My peak happened one day when I called El Chilito, a taco and coffee stand I’d happily patronized since it opened eight months earlier, and was put on hold for 10 minutes. I then drove by the place and saw, for the first time, a line of people a dozen deep. I used to think that they’d have to close Barton Springs to pull the plug on the heart of Austin, but in my case, it was my belly, not my love of environmental symbolism, that spoke the final word.
Quality of life has become a zero-sum pursuit in Central Texas. Yes, in fact, I would be happier there if people in Los Angeles, or Saltillo, or Biloxi, or wherever, remained unhappy there instead of coming to Austin. That’s the definition of “zero sum.” Now even the tacos are zero-sum: I’d still be eating those tacos if those people ate their tacos somewhere else.
Preserving happiness may be preferable to pursuing it, but how does anyone tell those people lined up at my taco stand that they don’t have a right to be there? They’ll keep coming. Kids too smart or too weird for the Texas hinterlands. Members of Richard Florida’s “creative class.” Ex-New Yorkers escaping the high cost of living.
One irony is that my wife and I are sometimes perceived as colonists here in Portland, outsiders who may impose our ways on the locals. For centuries Maine’s economy was based on the extraction of natural resources by outsiders; now, every summer it’s flooded by tourists. “Welcome! We’re happy to have you here,” said a young man we met in a bar, who traced his family to 1670. He and I bonded comparing Austin with Portland, how we felt overrun by outsiders, until he came to his senses and drew his line: “As soon as you get involved in local politics, there’s going to be problems.” I promise, I won’t run for office, I said. He meant he didn’t want me to vote.

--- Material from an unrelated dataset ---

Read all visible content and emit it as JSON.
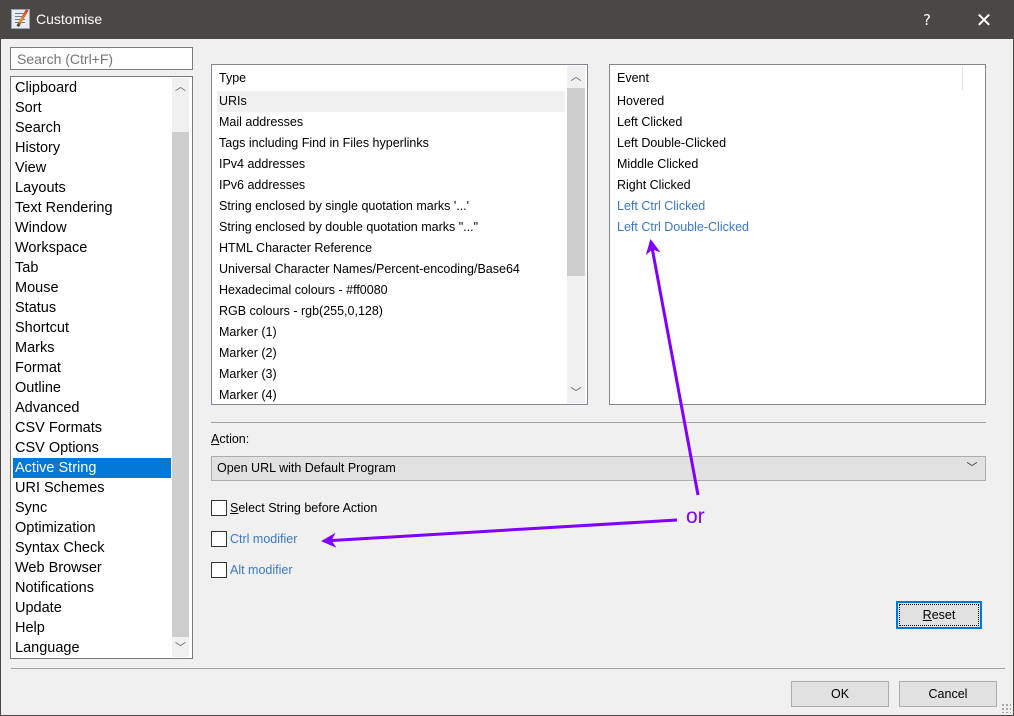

It’s entirely possible that growth-driven by some investors’ pursuit of happiness-will deliver the same bliss-killers here as in Texas. Someone pointed out how local politicians want to route a multilane highway down the center of the city (whose population is 65,000!) to move traffic out of the touristy port area. How a comedy club had been closed down because the piers under it were judged rotten, which was probably just a scheme to knock down the pier. “You’re not going to get away from bad development, man,” our new friend told us. “You can’t get away from it.”
You will say I’m too young to be so bitter, or that I’m afraid of change, or naÃ¯ve. I should hope for a heavenly bliss, not an earthly one, you may say. You might also say, if you can’t be happy in Austin, you’ll never be happy anywhere.
It’s true that I’ve always identified more with my departures than my arrivals, and that I don’t have either a mind or a heart that’s built to belong. But in the course of my life, I’ve had many opportunities to become attached to places, many of which I remember fondly, but would never have called home.
Austin is home. Austin is still home. It’s always been an island of possibility in the middle of a forbiddingly foreclosed sea. That’s why people go there, and that’s probably why it’s so difficult to leave. But I’m discovering an underappreciated fact about islands, and about Austin: They’re great places to be from.
Contributing writer Michael Erard owns his own oyster shucking knife. He returns to Texas in the fall as a Dobie Paisano fellow.